Wherever the word "MÓDULO" occurs in the lines below, copy the whole line.

Dataset excerpts>
++++++++++

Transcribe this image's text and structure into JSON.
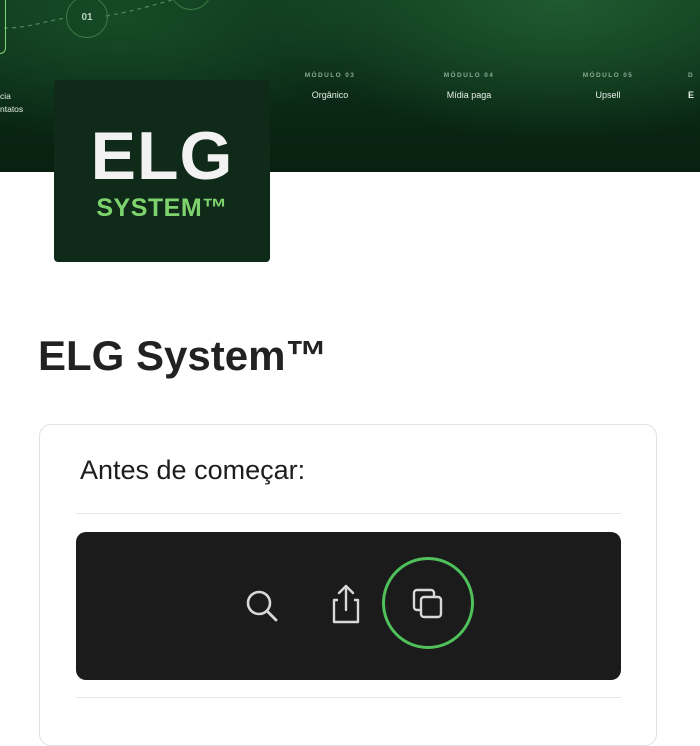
{
  "hero": {
    "module_num_01": "01",
    "left_caption_line1": "cia",
    "left_caption_line2": "ntatos",
    "modules": [
      {
        "label": "MÓDULO 03",
        "name": "Orgânico"
      },
      {
        "label": "MÓDULO 04",
        "name": "Mídia paga"
      },
      {
        "label": "MÓDULO 05",
        "name": "Upsell"
      },
      {
        "label": "D",
        "name": "E"
      }
    ]
  },
  "logo": {
    "main_text": "ELG",
    "sub_text": "SYSTEM™"
  },
  "page": {
    "title": "ELG System™"
  },
  "card": {
    "heading": "Antes de começar:",
    "toolbar_icons": [
      "search-icon",
      "share-icon",
      "copy-icon"
    ],
    "highlight_color": "#4fc15a"
  },
  "colors": {
    "hero_bg": "#0a2815",
    "logo_bg": "#0f2a18",
    "brand_green": "#7ed36e",
    "toolbar_bg": "#1b1b1b"
  }
}
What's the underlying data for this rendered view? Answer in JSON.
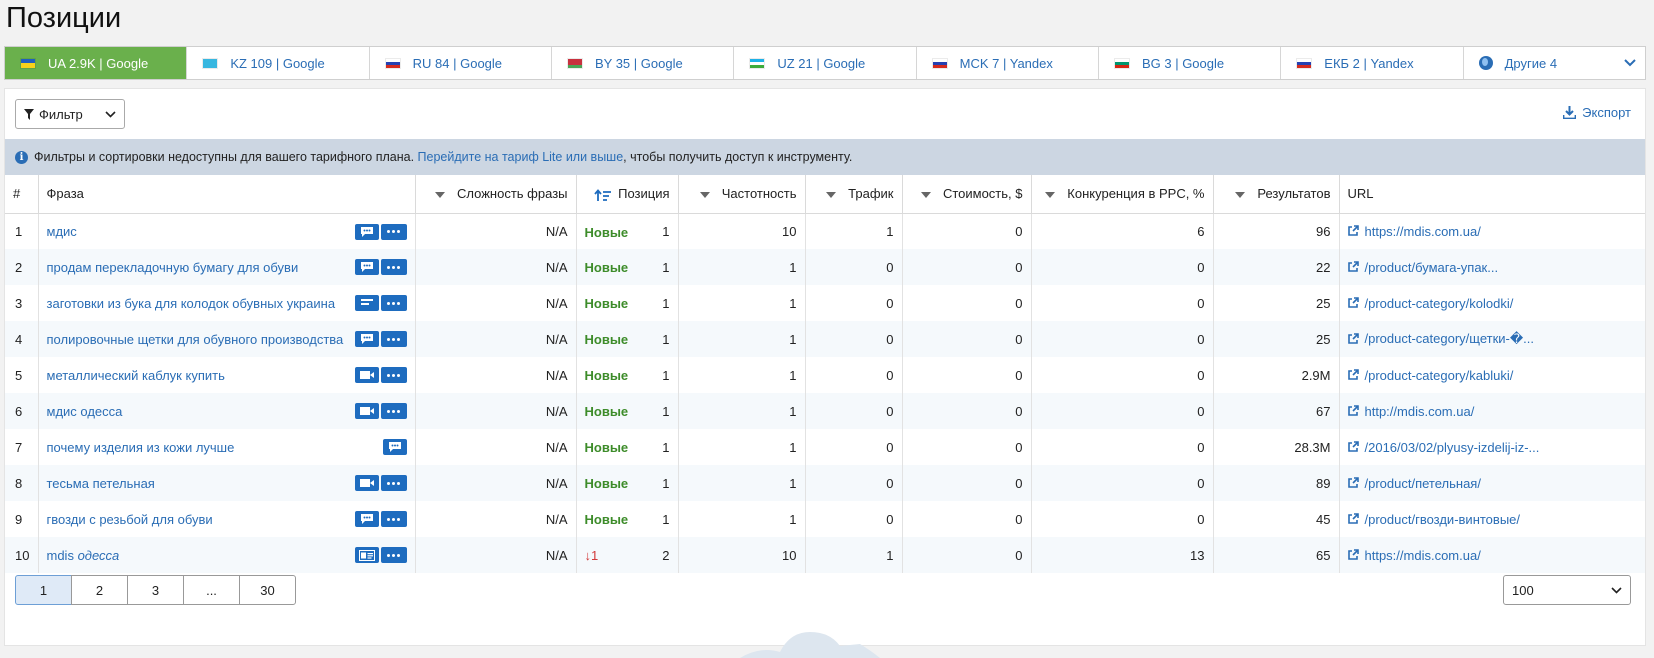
{
  "page_title": "Позиции",
  "tabs": [
    {
      "label": "UA 2.9K | Google",
      "flag": [
        "#1f5fbf",
        "#f7d21a"
      ],
      "active": true
    },
    {
      "label": "KZ 109 | Google",
      "flag": [
        "#38b7e0",
        "#38b7e0"
      ],
      "active": false
    },
    {
      "label": "RU 84 | Google",
      "flag": [
        "#ffffff",
        "#2541b2",
        "#d52b1e"
      ],
      "active": false
    },
    {
      "label": "BY 35 | Google",
      "flag": [
        "#c8313e",
        "#c8313e",
        "#4aa657"
      ],
      "active": false
    },
    {
      "label": "UZ 21 | Google",
      "flag": [
        "#1eb1e7",
        "#ffffff",
        "#3dab3b"
      ],
      "active": false
    },
    {
      "label": "MCK 7 | Yandex",
      "flag": [
        "#ffffff",
        "#2541b2",
        "#d52b1e"
      ],
      "active": false
    },
    {
      "label": "BG 3 | Google",
      "flag": [
        "#ffffff",
        "#00966e",
        "#d62612"
      ],
      "active": false
    },
    {
      "label": "ЕКБ 2 | Yandex",
      "flag": [
        "#ffffff",
        "#2541b2",
        "#d52b1e"
      ],
      "active": false
    },
    {
      "label": "Другие 4",
      "flag": [],
      "active": false
    }
  ],
  "toolbar": {
    "filter_label": "Фильтр",
    "export_label": "Экспорт"
  },
  "notice": {
    "text_before": "Фильтры и сортировки недоступны для вашего тарифного плана. ",
    "link": "Перейдите на тариф Lite или выше",
    "text_after": ", чтобы получить доступ к инструменту."
  },
  "table": {
    "headers": {
      "num": "#",
      "phrase": "Фраза",
      "difficulty": "Сложность фразы",
      "position": "Позиция",
      "frequency": "Частотность",
      "traffic": "Трафик",
      "cost": "Стоимость, $",
      "ppc": "Конкуренция в PPC, %",
      "results": "Результатов",
      "url": "URL"
    },
    "rows": [
      {
        "num": "1",
        "phrase": "мдис",
        "phrase_italic": "",
        "icon": "chat",
        "dots": true,
        "difficulty": "N/A",
        "change": "Новые",
        "change_type": "new",
        "position": "1",
        "frequency": "10",
        "traffic": "1",
        "cost": "0",
        "ppc": "6",
        "results": "96",
        "url": "https://mdis.com.ua/"
      },
      {
        "num": "2",
        "phrase": "продам перекладочную бумагу для обуви",
        "phrase_italic": "",
        "icon": "chat",
        "dots": true,
        "difficulty": "N/A",
        "change": "Новые",
        "change_type": "new",
        "position": "1",
        "frequency": "1",
        "traffic": "0",
        "cost": "0",
        "ppc": "0",
        "results": "22",
        "url": "/product/бумага-упак..."
      },
      {
        "num": "3",
        "phrase": "заготовки из бука для колодок обувных украина",
        "phrase_italic": "",
        "icon": "lines",
        "dots": true,
        "difficulty": "N/A",
        "change": "Новые",
        "change_type": "new",
        "position": "1",
        "frequency": "1",
        "traffic": "0",
        "cost": "0",
        "ppc": "0",
        "results": "25",
        "url": "/product-category/kolodki/"
      },
      {
        "num": "4",
        "phrase": "полировочные щетки для обувного производства",
        "phrase_italic": "",
        "icon": "chat",
        "dots": true,
        "difficulty": "N/A",
        "change": "Новые",
        "change_type": "new",
        "position": "1",
        "frequency": "1",
        "traffic": "0",
        "cost": "0",
        "ppc": "0",
        "results": "25",
        "url": "/product-category/щетки-�..."
      },
      {
        "num": "5",
        "phrase": "металлический каблук купить",
        "phrase_italic": "",
        "icon": "video",
        "dots": true,
        "difficulty": "N/A",
        "change": "Новые",
        "change_type": "new",
        "position": "1",
        "frequency": "1",
        "traffic": "0",
        "cost": "0",
        "ppc": "0",
        "results": "2.9M",
        "url": "/product-category/kabluki/"
      },
      {
        "num": "6",
        "phrase": "мдис одесса",
        "phrase_italic": "",
        "icon": "video",
        "dots": true,
        "difficulty": "N/A",
        "change": "Новые",
        "change_type": "new",
        "position": "1",
        "frequency": "1",
        "traffic": "0",
        "cost": "0",
        "ppc": "0",
        "results": "67",
        "url": "http://mdis.com.ua/"
      },
      {
        "num": "7",
        "phrase": "почему изделия из кожи лучше",
        "phrase_italic": "",
        "icon": "chat",
        "dots": false,
        "difficulty": "N/A",
        "change": "Новые",
        "change_type": "new",
        "position": "1",
        "frequency": "1",
        "traffic": "0",
        "cost": "0",
        "ppc": "0",
        "results": "28.3M",
        "url": "/2016/03/02/plyusy-izdelij-iz-..."
      },
      {
        "num": "8",
        "phrase": "тесьма петельная",
        "phrase_italic": "",
        "icon": "video",
        "dots": true,
        "difficulty": "N/A",
        "change": "Новые",
        "change_type": "new",
        "position": "1",
        "frequency": "1",
        "traffic": "0",
        "cost": "0",
        "ppc": "0",
        "results": "89",
        "url": "/product/петельная/"
      },
      {
        "num": "9",
        "phrase": "гвозди с резьбой для обуви",
        "phrase_italic": "",
        "icon": "chat",
        "dots": true,
        "difficulty": "N/A",
        "change": "Новые",
        "change_type": "new",
        "position": "1",
        "frequency": "1",
        "traffic": "0",
        "cost": "0",
        "ppc": "0",
        "results": "45",
        "url": "/product/гвозди-винтовые/"
      },
      {
        "num": "10",
        "phrase": "mdis ",
        "phrase_italic": "одесса",
        "icon": "card",
        "dots": true,
        "difficulty": "N/A",
        "change": "↓1",
        "change_type": "down",
        "position": "2",
        "frequency": "10",
        "traffic": "1",
        "cost": "0",
        "ppc": "13",
        "results": "65",
        "url": "https://mdis.com.ua/"
      }
    ]
  },
  "pagination": {
    "pages": [
      "1",
      "2",
      "3",
      "...",
      "30"
    ],
    "current": "1",
    "per_page": "100"
  },
  "colors": {
    "active_tab": "#6ab04c",
    "link": "#2a6db5",
    "new": "#3d8c2a",
    "down": "#d23a3a",
    "action": "#1e6cbf"
  }
}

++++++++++

ANSWER SPACE>
        "label": "MÓDULO 03",
        "label": "MÓDULO 04",
        "label": "MÓDULO 05",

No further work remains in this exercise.